* **WORK REQUIRED**
Go through the material and return every line that contains the string "icons".

* **RECORDS FOR THE EXERCISE**
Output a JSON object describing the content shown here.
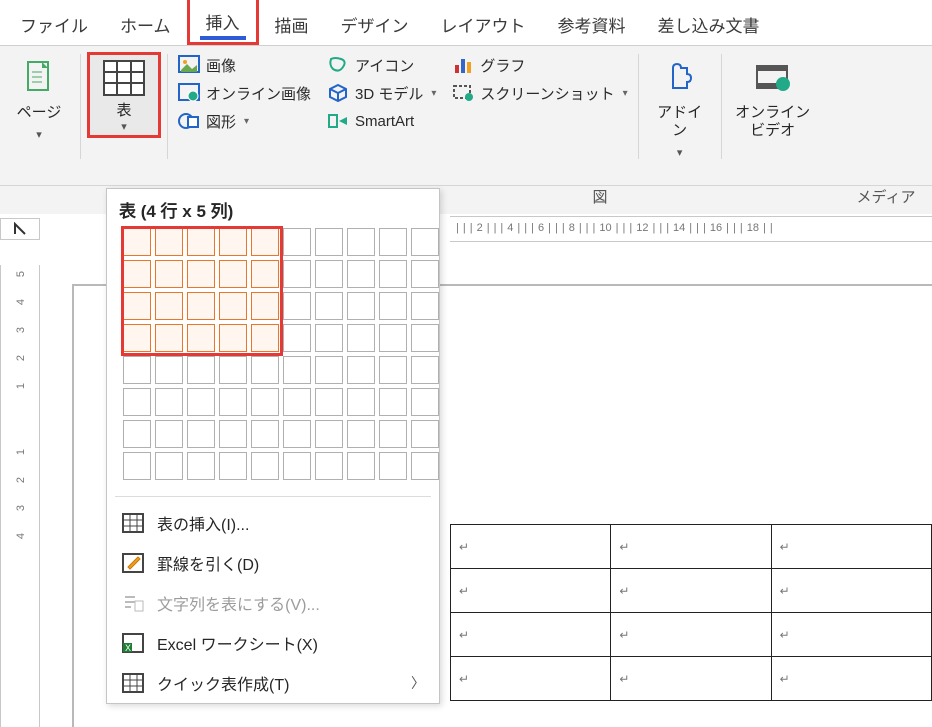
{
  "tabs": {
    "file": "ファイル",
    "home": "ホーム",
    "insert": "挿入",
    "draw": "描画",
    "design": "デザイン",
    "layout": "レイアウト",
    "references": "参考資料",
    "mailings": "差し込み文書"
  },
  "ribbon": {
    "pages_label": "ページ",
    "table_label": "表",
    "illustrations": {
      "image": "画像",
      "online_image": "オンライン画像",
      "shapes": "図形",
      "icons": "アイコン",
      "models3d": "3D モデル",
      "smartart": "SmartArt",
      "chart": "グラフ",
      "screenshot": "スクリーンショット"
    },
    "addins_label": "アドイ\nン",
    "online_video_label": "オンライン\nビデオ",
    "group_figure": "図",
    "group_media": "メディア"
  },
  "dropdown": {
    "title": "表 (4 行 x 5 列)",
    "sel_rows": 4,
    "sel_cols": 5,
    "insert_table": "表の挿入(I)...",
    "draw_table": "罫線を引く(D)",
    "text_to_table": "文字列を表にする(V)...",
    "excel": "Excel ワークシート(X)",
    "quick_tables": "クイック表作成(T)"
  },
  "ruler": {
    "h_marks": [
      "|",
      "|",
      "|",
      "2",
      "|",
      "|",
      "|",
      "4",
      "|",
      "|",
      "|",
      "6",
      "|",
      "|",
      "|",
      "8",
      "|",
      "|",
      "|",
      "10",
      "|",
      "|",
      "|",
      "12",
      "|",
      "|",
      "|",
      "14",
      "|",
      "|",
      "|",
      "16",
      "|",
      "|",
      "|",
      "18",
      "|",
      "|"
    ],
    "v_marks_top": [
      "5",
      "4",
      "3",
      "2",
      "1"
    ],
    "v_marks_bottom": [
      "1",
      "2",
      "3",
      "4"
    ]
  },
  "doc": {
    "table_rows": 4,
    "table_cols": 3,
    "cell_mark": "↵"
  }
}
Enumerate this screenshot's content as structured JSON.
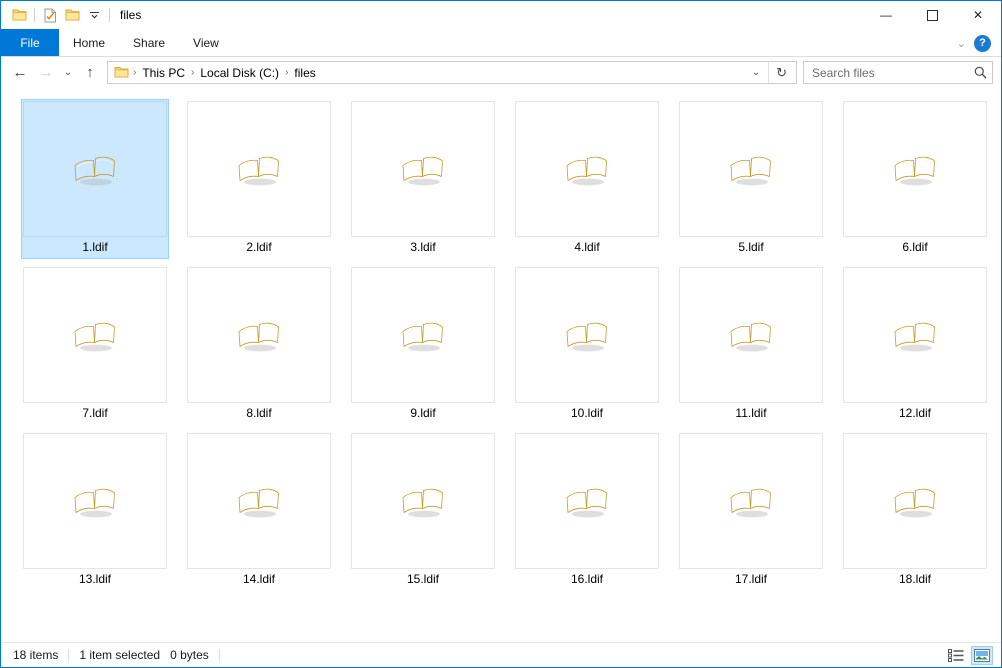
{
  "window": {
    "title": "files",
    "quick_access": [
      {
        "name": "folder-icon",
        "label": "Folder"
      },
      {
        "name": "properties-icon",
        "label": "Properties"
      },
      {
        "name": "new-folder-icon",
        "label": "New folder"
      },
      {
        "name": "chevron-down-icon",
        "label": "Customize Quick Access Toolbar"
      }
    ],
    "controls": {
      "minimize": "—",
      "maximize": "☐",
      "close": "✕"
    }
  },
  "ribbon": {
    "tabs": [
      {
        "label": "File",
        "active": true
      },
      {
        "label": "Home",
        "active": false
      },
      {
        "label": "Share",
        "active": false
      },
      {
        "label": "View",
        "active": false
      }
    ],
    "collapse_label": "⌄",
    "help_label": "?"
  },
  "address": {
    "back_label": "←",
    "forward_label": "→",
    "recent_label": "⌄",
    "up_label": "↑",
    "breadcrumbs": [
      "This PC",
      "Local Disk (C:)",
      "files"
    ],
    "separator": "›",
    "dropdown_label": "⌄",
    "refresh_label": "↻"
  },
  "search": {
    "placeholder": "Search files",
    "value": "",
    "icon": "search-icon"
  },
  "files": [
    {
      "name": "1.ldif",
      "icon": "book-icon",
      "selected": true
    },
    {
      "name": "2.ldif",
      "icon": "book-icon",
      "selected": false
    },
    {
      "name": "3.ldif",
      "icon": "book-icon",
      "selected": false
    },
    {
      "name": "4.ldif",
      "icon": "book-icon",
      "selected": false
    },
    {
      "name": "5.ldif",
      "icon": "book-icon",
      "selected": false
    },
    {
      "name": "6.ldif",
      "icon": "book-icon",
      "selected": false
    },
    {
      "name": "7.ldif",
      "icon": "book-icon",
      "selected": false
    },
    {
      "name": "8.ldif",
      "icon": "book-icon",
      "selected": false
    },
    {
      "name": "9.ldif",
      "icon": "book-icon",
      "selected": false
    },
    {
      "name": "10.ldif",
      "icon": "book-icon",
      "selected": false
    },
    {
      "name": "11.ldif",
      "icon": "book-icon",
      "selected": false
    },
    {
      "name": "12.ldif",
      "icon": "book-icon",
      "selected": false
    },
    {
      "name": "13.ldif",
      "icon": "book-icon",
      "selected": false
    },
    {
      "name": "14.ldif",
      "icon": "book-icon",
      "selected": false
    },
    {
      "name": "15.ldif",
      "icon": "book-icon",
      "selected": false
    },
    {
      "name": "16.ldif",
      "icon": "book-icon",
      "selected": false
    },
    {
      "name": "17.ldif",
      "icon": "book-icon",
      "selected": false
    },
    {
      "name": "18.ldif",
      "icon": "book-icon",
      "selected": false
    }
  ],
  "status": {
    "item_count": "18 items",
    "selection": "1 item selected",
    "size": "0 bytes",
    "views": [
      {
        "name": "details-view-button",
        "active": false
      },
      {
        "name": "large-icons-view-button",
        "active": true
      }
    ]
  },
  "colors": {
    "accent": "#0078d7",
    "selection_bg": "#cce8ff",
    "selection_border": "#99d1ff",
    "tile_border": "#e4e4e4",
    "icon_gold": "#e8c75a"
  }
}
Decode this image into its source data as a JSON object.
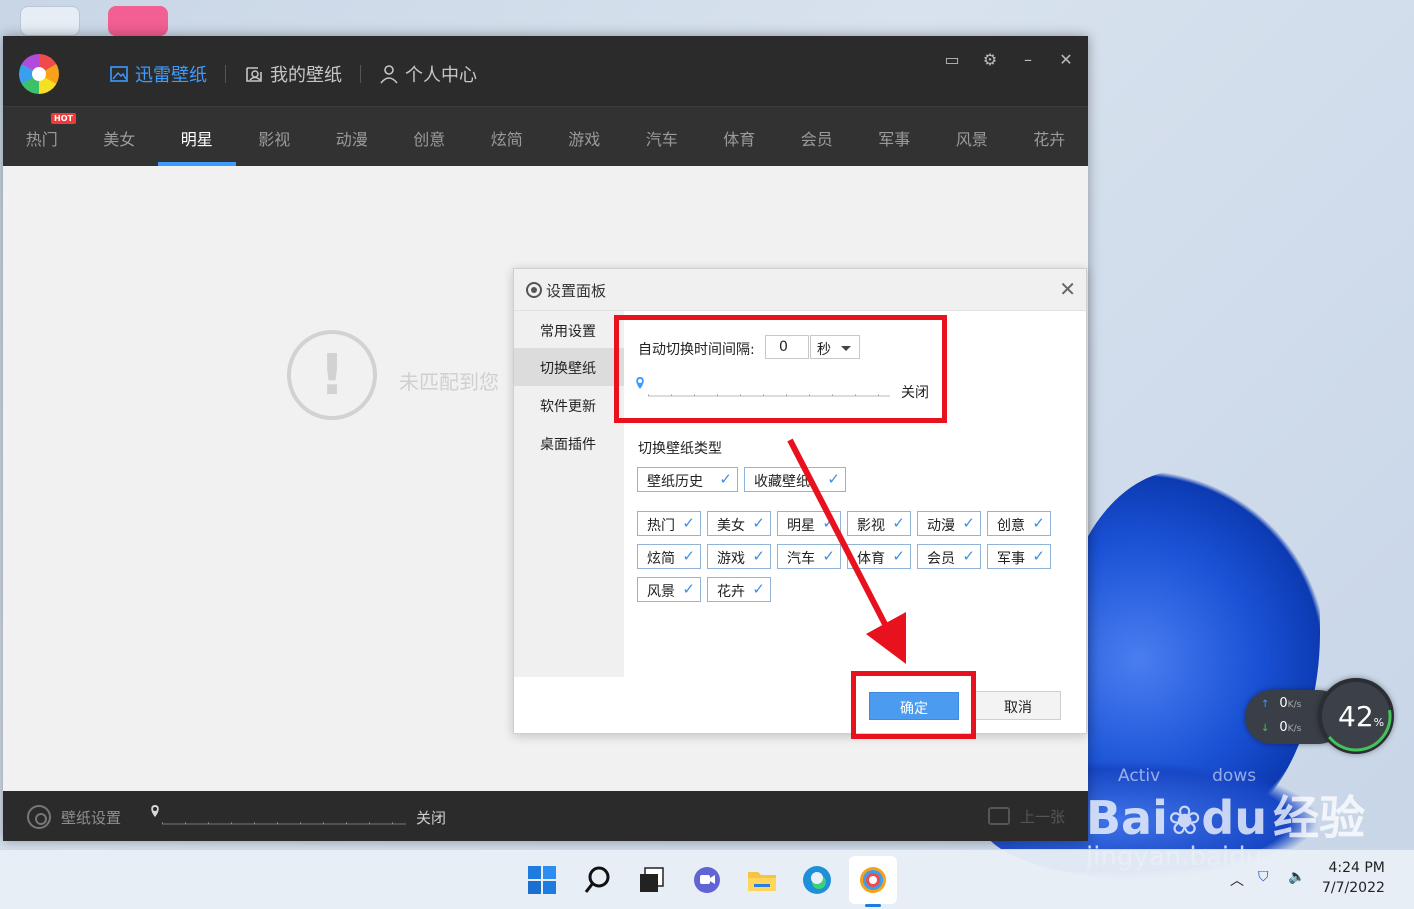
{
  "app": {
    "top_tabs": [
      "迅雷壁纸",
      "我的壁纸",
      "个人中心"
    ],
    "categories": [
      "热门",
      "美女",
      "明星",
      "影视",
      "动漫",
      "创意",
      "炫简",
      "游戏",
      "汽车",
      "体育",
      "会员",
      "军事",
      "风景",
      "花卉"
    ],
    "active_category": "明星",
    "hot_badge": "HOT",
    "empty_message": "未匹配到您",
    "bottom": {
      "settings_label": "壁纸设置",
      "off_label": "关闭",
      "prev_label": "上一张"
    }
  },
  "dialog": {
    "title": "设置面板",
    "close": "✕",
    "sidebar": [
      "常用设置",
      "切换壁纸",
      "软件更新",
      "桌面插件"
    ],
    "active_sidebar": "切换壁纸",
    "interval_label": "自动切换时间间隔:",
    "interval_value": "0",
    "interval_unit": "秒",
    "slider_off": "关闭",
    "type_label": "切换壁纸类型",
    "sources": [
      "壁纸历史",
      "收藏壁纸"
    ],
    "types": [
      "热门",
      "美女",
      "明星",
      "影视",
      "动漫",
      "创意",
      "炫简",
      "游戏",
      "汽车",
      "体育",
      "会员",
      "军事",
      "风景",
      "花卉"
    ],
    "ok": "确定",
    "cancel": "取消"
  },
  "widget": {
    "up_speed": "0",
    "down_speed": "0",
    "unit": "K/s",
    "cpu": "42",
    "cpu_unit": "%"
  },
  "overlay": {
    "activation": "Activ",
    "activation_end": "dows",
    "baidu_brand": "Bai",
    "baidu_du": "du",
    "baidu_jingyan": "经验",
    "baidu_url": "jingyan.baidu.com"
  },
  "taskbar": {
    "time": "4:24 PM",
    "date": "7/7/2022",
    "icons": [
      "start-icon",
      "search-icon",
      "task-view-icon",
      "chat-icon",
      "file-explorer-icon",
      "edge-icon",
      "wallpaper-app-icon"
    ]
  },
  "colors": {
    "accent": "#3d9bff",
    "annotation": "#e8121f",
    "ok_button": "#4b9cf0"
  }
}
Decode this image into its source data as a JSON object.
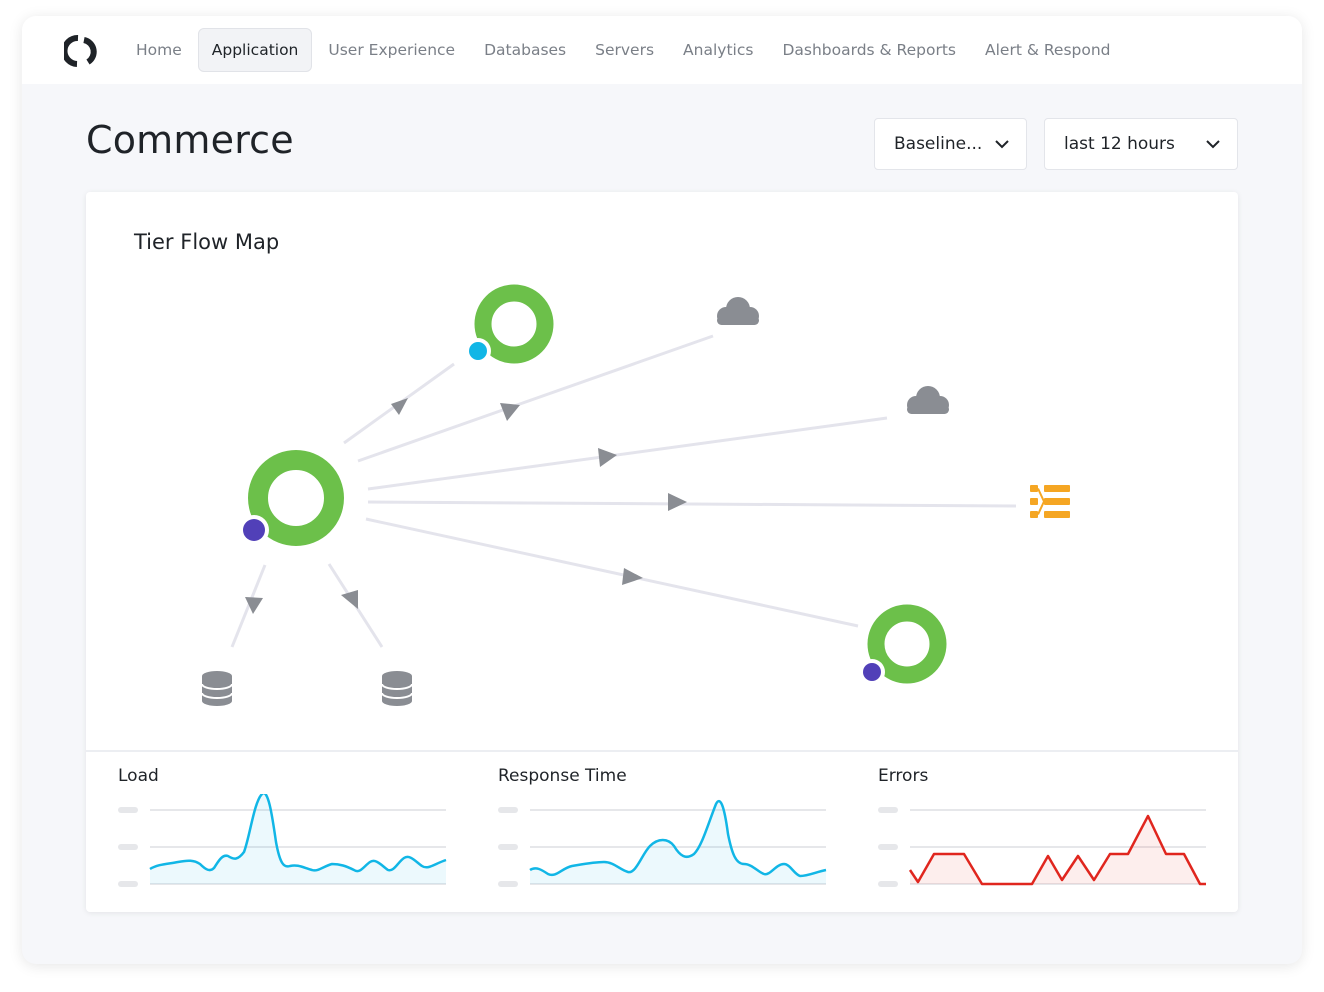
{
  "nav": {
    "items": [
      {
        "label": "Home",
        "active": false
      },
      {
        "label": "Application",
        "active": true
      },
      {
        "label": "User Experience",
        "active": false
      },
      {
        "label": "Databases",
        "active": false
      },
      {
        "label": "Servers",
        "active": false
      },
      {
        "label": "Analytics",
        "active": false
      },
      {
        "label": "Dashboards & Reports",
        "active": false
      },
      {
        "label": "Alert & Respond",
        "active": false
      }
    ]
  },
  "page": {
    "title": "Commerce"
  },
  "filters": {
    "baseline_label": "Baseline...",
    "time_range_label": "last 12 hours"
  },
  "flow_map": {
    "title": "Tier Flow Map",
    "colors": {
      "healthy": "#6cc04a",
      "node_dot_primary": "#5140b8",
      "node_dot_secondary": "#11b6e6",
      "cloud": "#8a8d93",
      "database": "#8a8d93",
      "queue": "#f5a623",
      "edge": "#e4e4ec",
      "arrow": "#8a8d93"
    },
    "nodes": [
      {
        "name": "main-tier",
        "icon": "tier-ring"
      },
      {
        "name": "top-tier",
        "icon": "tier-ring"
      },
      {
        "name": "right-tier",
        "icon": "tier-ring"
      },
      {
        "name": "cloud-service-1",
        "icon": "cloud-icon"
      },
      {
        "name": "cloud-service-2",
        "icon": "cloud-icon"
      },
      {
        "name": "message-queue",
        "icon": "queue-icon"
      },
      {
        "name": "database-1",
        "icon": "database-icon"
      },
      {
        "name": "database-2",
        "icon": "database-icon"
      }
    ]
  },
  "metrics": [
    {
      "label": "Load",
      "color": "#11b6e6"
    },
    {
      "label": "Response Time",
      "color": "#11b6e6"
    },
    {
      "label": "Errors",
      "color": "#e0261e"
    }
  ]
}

* **RESPONSE FOR THIS EXERCISE**
      "icons": "アイコン",
        "name": "large-icons-view-button",
    "icons": [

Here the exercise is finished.